Colorado is home to Littleton Public Schools, a district with approximately 15,000 students spread across 13 elementary schools, four middle schools, three high schools, and several alternative programs, preschools, and charter schools. In 2013, a shooting occurred at one of its high schools.
To better prepare for potential threats, and after receiving funding, Littleton Public Schools decided to improve its security efforts. Guy Grace, security director at Littleton Public Schools, spearheaded the security initiative, using the tiered guidelines offered by Partner Alliance for Safer Schools (PASS) K-12 to make decisions about security technology improvements based on each school’s individual risk assessment and CPTED score. The new, district-wide security system oversees and coordinates security for 28 school and administrative buildings.
In May, to see the PASS guidelines in action, the PASS K-12 Steering Committee visited with Grace, who is also a PASS K-12 Steering Committee member. Step by step, he walked us through the ways that Littleton Public Schools has implemented the PASS Safety and Security Guidelines for K-12 Schools. As a result of the district’s efforts, it has earned a reputation for having one of the best safety and security protocols of any school district in the country.
There’s no doubt that this district is making the best possible use of the free PASS guidelines; during our visit, Grace described the guidelines as “empowerment” for him and his team as they make security changes and improvements.
We got an inside look at Littleton Public Schools’ security operations center, where Grace and his staff can watch real-time video displayed across 16 screens. From any camera, the team can call up the view they desire at any time. They can also verify which building doors are locked (or unlocked), communicate with individual (or all) schools and law enforcement officials, view access control information, and initiate a lockdown. The information accessible in the security operations center can also be accessed by first responders and school staff on mobile devices.
We visited with school office staff, who showed us how building entry now requires an access control card, how video cameras help ensure that only authorized personnel enter, and how the mass notification system works.
Then, Grace took us to one of the district’s elementary schools, where a lockdown drill was conducted so we could see it in action. Because of the plans and protocols recommended by the PASS guidelines, there was no excess panic or stress placed on the children involved.
This visit was a testament to the difference that planning, preparation, and PASS guidelines can make when it comes to school security. To learn more, visit www.passk12.org.
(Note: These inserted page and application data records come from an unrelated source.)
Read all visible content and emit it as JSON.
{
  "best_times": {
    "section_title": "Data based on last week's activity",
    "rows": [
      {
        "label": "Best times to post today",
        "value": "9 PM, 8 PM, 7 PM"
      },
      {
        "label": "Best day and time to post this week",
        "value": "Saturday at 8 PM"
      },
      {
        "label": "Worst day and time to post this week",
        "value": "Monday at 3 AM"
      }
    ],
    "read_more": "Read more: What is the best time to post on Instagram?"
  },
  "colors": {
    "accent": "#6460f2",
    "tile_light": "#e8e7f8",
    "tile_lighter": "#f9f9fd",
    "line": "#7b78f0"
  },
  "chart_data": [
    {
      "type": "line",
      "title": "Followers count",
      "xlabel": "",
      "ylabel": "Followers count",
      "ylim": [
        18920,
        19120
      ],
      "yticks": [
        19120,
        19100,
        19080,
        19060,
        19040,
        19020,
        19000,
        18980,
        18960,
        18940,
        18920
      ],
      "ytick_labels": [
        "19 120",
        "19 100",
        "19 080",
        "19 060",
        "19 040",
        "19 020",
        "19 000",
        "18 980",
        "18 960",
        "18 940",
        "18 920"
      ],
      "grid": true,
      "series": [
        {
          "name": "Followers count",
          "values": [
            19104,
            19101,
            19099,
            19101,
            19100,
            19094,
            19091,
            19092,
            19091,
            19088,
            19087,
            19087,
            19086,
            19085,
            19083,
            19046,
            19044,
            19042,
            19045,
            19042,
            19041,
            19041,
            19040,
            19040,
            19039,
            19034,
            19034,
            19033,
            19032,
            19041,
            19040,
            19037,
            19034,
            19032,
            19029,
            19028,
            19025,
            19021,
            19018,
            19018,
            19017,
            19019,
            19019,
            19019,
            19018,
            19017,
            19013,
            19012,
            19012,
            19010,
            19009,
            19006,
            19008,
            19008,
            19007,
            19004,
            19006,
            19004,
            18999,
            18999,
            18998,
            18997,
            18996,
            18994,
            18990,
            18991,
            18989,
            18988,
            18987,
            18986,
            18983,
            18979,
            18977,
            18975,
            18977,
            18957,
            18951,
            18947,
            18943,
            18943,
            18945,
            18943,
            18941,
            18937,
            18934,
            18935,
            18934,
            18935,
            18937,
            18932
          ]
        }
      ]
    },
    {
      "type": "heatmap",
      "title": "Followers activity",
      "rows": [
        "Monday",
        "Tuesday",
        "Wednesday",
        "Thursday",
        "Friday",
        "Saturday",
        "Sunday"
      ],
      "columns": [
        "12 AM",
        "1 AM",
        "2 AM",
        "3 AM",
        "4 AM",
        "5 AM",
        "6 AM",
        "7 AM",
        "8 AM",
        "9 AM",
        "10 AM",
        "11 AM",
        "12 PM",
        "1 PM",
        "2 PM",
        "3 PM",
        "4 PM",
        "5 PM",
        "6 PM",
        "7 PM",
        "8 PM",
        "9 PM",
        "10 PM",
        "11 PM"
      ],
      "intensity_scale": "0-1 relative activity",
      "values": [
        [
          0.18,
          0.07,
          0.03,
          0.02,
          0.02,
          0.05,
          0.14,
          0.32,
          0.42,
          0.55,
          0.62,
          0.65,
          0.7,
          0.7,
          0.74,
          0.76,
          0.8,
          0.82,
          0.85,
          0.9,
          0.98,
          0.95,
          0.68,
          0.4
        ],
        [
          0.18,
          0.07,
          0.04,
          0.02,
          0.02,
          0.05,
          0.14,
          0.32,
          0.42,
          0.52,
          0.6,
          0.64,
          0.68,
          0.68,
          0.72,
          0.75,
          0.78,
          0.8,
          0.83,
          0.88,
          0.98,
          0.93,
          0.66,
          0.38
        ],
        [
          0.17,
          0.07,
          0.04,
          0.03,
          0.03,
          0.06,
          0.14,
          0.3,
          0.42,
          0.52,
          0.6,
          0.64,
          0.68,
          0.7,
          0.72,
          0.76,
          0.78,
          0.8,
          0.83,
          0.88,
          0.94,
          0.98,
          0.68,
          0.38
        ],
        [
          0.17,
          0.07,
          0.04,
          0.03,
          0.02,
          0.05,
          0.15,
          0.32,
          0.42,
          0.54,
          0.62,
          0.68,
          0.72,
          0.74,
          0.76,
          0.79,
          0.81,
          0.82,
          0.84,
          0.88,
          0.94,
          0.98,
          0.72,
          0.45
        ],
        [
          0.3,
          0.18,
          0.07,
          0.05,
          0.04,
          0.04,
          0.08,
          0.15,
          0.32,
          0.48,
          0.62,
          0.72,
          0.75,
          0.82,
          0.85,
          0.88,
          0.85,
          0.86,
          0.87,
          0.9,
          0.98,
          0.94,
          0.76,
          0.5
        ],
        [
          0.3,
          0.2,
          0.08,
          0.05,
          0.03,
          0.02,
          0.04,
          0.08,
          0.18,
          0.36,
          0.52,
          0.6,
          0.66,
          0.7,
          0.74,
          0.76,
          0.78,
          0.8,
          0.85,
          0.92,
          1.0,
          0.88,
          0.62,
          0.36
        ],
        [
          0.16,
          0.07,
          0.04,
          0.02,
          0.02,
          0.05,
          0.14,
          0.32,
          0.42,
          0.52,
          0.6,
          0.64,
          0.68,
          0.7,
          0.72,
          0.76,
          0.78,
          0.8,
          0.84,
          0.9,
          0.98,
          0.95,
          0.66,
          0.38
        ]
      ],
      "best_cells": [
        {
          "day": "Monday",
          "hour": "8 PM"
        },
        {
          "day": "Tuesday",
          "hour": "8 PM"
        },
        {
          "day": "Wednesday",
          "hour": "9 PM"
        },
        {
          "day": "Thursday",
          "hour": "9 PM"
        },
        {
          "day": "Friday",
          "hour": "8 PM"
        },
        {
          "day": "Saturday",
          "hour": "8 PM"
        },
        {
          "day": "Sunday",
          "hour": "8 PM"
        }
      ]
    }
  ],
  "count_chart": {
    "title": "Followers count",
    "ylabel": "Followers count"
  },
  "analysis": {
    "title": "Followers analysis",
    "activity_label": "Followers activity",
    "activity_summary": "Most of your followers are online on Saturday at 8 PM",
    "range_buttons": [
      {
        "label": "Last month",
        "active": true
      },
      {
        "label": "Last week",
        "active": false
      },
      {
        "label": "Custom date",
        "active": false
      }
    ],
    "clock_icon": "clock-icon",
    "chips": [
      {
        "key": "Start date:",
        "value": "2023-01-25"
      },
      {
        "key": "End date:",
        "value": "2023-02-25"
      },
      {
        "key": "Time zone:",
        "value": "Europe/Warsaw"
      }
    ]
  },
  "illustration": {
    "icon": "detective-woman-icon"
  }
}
And if you’re attending SIA GovSummit 2017, Grace will join other panelists in “Securing America’s K-12 Schools” on June 28. Don’t miss it! -Chuck Wilson, NSCA Executive Director